_Available data_:
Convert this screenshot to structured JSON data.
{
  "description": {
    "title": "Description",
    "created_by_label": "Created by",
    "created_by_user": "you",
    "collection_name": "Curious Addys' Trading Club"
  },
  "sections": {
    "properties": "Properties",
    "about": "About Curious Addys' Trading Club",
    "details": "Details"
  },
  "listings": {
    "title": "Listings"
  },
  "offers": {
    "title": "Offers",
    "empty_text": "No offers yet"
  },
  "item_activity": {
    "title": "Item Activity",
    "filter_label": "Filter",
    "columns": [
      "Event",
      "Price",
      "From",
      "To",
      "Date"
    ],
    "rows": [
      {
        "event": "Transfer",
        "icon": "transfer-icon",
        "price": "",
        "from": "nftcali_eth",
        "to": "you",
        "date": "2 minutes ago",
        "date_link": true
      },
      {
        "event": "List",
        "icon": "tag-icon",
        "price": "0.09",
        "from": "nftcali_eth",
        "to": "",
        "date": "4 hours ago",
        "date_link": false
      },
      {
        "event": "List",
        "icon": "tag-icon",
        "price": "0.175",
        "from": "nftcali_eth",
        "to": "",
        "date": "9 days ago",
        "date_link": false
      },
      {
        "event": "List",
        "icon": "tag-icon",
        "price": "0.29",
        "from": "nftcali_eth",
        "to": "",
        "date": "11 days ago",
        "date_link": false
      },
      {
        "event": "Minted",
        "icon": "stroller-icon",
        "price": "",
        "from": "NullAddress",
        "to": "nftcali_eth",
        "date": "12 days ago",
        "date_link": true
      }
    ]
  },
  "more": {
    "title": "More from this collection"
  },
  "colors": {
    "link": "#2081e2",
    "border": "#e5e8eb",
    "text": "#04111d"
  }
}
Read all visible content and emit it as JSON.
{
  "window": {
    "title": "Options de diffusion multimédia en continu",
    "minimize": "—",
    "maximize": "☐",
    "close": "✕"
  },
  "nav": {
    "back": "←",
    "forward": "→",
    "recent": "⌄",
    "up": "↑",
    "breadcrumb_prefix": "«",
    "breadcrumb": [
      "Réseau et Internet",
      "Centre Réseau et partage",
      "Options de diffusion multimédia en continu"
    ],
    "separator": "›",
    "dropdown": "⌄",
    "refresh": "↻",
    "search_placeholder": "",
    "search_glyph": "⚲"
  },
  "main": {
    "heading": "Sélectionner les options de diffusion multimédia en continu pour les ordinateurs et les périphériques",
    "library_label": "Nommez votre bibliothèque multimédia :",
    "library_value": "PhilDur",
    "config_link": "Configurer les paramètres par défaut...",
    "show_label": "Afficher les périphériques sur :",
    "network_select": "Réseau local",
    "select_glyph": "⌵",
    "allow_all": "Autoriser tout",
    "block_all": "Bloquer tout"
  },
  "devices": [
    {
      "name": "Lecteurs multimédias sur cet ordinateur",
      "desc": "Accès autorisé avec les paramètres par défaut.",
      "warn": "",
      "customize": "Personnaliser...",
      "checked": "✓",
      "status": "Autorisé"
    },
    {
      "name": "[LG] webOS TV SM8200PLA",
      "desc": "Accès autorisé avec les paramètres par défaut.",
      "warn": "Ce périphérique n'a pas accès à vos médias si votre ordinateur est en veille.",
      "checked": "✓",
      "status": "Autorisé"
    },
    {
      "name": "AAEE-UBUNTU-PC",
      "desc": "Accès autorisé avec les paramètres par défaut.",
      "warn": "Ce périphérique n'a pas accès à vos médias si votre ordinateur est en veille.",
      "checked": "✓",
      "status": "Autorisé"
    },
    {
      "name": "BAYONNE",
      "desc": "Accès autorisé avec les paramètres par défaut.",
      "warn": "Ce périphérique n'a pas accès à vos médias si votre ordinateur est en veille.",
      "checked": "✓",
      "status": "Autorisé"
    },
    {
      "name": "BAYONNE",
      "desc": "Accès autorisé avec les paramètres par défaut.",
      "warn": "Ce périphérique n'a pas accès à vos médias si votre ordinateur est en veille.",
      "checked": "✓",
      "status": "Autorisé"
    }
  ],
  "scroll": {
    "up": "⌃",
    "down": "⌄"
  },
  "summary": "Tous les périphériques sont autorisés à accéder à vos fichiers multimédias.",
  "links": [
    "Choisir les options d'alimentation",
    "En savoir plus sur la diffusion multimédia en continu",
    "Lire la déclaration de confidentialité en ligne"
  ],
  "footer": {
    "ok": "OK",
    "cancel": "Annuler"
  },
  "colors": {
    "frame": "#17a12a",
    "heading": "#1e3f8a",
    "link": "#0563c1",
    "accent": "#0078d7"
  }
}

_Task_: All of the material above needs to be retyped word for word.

_Response box_:
Convert this screenshot to structured JSON data.
{
  "description": {
    "title": "Description",
    "created_by_label": "Created by",
    "created_by_user": "you",
    "collection_name": "Curious Addys' Trading Club"
  },
  "sections": {
    "properties": "Properties",
    "about": "About Curious Addys' Trading Club",
    "details": "Details"
  },
  "listings": {
    "title": "Listings"
  },
  "offers": {
    "title": "Offers",
    "empty_text": "No offers yet"
  },
  "item_activity": {
    "title": "Item Activity",
    "filter_label": "Filter",
    "columns": [
      "Event",
      "Price",
      "From",
      "To",
      "Date"
    ],
    "rows": [
      {
        "event": "Transfer",
        "icon": "transfer-icon",
        "price": "",
        "from": "nftcali_eth",
        "to": "you",
        "date": "2 minutes ago",
        "date_link": true
      },
      {
        "event": "List",
        "icon": "tag-icon",
        "price": "0.09",
        "from": "nftcali_eth",
        "to": "",
        "date": "4 hours ago",
        "date_link": false
      },
      {
        "event": "List",
        "icon": "tag-icon",
        "price": "0.175",
        "from": "nftcali_eth",
        "to": "",
        "date": "9 days ago",
        "date_link": false
      },
      {
        "event": "List",
        "icon": "tag-icon",
        "price": "0.29",
        "from": "nftcali_eth",
        "to": "",
        "date": "11 days ago",
        "date_link": false
      },
      {
        "event": "Minted",
        "icon": "stroller-icon",
        "price": "",
        "from": "NullAddress",
        "to": "nftcali_eth",
        "date": "12 days ago",
        "date_link": true
      }
    ]
  },
  "more": {
    "title": "More from this collection"
  },
  "colors": {
    "link": "#2081e2",
    "border": "#e5e8eb",
    "text": "#04111d"
  }
}
Read all visible content and emit it as JSON.
{
  "window": {
    "title": "Options de diffusion multimédia en continu",
    "minimize": "—",
    "maximize": "☐",
    "close": "✕"
  },
  "nav": {
    "back": "←",
    "forward": "→",
    "recent": "⌄",
    "up": "↑",
    "breadcrumb_prefix": "«",
    "breadcrumb": [
      "Réseau et Internet",
      "Centre Réseau et partage",
      "Options de diffusion multimédia en continu"
    ],
    "separator": "›",
    "dropdown": "⌄",
    "refresh": "↻",
    "search_placeholder": "",
    "search_glyph": "⚲"
  },
  "main": {
    "heading": "Sélectionner les options de diffusion multimédia en continu pour les ordinateurs et les périphériques",
    "library_label": "Nommez votre bibliothèque multimédia :",
    "library_value": "PhilDur",
    "config_link": "Configurer les paramètres par défaut...",
    "show_label": "Afficher les périphériques sur :",
    "network_select": "Réseau local",
    "select_glyph": "⌵",
    "allow_all": "Autoriser tout",
    "block_all": "Bloquer tout"
  },
  "devices": [
    {
      "name": "Lecteurs multimédias sur cet ordinateur",
      "desc": "Accès autorisé avec les paramètres par défaut.",
      "warn": "",
      "customize": "Personnaliser...",
      "checked": "✓",
      "status": "Autorisé"
    },
    {
      "name": "[LG] webOS TV SM8200PLA",
      "desc": "Accès autorisé avec les paramètres par défaut.",
      "warn": "Ce périphérique n'a pas accès à vos médias si votre ordinateur est en veille.",
      "checked": "✓",
      "status": "Autorisé"
    },
    {
      "name": "AAEE-UBUNTU-PC",
      "desc": "Accès autorisé avec les paramètres par défaut.",
      "warn": "Ce périphérique n'a pas accès à vos médias si votre ordinateur est en veille.",
      "checked": "✓",
      "status": "Autorisé"
    },
    {
      "name": "BAYONNE",
      "desc": "Accès autorisé avec les paramètres par défaut.",
      "warn": "Ce périphérique n'a pas accès à vos médias si votre ordinateur est en veille.",
      "checked": "✓",
      "status": "Autorisé"
    },
    {
      "name": "BAYONNE",
      "desc": "Accès autorisé avec les paramètres par défaut.",
      "warn": "Ce périphérique n'a pas accès à vos médias si votre ordinateur est en veille.",
      "checked": "✓",
      "status": "Autorisé"
    }
  ],
  "scroll": {
    "up": "⌃",
    "down": "⌄"
  },
  "summary": "Tous les périphériques sont autorisés à accéder à vos fichiers multimédias.",
  "links": [
    "Choisir les options d'alimentation",
    "En savoir plus sur la diffusion multimédia en continu",
    "Lire la déclaration de confidentialité en ligne"
  ],
  "footer": {
    "ok": "OK",
    "cancel": "Annuler"
  },
  "colors": {
    "frame": "#17a12a",
    "heading": "#1e3f8a",
    "link": "#0563c1",
    "accent": "#0078d7"
  }
}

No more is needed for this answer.